Texas leads the nation with the highest uninsured rate of approximately 27 percent. Roughly six million Texans have no health insurance, including one million children. Forty percent of the state’s pregnant women do not receive appropriate pre-natal care. As Texas residents, these numbers are troubling and ultimately, the key to solve these problems is working together in a collaborative manner.
The Patient Protection and Affordable Care Act has some elements that need refinement. No one disputes this. As we implement changes in the health care delivery system, we must embrace its strong guiding principles, especially regarding the uninsured population. The plan for Medicaid expansion is not perfect, but let’s not let perfect be the enemy of good.
Texas Gov. Rick Perry has voiced valid concerns regarding personal responsibility, program sustainability and parties honoring agreed upon terms and conditions. Specifically, he’s concerned with future federal funding. Hopefully, we can work together to develop a feasible, workable plan. Such a plan might include co-pay requirements for personal accountability, modifications to the existing Medicaid program for long-term sustainability and provisions such as a material adverse event clause for funding changes contrary to original terms and conditions.
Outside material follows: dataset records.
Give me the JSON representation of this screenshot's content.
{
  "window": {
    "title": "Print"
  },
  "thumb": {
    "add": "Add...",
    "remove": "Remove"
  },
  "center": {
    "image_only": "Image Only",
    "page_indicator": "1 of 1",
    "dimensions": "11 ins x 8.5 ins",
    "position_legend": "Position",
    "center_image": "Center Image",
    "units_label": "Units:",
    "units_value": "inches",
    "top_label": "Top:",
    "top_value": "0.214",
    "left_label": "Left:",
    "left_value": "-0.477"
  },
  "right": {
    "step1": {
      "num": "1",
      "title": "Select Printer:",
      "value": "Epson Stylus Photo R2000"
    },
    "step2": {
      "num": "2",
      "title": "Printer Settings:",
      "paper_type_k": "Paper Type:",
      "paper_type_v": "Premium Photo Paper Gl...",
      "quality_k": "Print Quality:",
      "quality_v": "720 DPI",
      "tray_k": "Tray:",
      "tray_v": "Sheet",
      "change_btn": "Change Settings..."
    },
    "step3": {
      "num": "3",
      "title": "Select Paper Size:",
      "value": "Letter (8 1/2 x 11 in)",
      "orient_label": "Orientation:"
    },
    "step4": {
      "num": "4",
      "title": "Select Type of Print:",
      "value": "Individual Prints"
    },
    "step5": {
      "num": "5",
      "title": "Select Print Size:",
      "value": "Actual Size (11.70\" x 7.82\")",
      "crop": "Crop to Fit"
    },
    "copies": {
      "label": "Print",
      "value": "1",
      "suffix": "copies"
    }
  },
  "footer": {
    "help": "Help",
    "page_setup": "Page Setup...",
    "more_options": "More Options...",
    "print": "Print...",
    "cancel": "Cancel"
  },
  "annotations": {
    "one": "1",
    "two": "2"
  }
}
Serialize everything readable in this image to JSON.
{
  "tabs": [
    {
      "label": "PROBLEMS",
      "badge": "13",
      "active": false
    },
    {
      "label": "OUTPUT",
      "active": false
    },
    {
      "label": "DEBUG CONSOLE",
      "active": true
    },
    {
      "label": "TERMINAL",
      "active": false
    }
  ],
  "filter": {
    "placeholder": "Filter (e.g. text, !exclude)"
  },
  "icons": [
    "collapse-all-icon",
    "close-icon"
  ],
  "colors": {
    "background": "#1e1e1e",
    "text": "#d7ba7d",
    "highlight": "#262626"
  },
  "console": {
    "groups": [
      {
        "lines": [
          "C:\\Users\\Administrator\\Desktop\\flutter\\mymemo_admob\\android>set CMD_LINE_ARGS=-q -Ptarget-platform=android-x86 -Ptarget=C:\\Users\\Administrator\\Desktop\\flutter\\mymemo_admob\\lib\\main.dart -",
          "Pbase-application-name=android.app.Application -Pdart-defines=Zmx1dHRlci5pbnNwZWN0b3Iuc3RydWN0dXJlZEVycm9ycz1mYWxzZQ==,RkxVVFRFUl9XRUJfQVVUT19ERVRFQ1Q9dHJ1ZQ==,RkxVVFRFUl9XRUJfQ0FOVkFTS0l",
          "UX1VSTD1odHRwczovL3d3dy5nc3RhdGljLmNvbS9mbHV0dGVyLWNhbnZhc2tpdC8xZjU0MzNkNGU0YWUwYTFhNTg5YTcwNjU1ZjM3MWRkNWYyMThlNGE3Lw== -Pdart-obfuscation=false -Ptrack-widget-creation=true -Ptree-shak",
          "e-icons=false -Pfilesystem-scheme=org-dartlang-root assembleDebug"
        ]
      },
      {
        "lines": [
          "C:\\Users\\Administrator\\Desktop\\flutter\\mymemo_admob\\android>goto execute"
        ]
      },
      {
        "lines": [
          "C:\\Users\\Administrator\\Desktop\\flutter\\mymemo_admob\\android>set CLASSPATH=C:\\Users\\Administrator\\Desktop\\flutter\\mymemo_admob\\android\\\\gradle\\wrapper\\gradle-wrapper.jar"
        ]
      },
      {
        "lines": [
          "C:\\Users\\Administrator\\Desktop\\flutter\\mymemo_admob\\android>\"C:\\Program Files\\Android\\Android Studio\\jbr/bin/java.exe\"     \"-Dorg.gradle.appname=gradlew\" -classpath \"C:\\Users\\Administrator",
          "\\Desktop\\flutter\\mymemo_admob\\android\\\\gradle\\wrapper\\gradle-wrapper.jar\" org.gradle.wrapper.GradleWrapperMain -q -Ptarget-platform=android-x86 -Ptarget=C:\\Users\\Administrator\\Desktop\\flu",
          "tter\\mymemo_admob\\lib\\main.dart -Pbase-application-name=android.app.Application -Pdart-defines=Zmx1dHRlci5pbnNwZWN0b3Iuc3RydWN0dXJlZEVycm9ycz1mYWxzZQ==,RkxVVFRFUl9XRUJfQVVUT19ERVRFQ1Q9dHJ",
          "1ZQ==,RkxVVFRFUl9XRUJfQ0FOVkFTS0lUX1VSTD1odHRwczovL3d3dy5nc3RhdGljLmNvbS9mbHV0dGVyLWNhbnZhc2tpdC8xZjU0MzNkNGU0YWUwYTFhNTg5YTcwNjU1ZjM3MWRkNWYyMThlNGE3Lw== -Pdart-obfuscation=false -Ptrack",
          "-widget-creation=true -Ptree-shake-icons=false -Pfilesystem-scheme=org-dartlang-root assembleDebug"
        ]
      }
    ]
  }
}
If we work together to develop a Texas Medicaid expansion plan incorporating these solutions, the financial impact could be $85 billion over ten years to our citizens.
A bipartisan cooperative approach for Medicaid expansion could prove beneficial in addressing our considerable numbers of uninsured Texas residents. Such an approach would also have a meaningful impact on the state’s economy.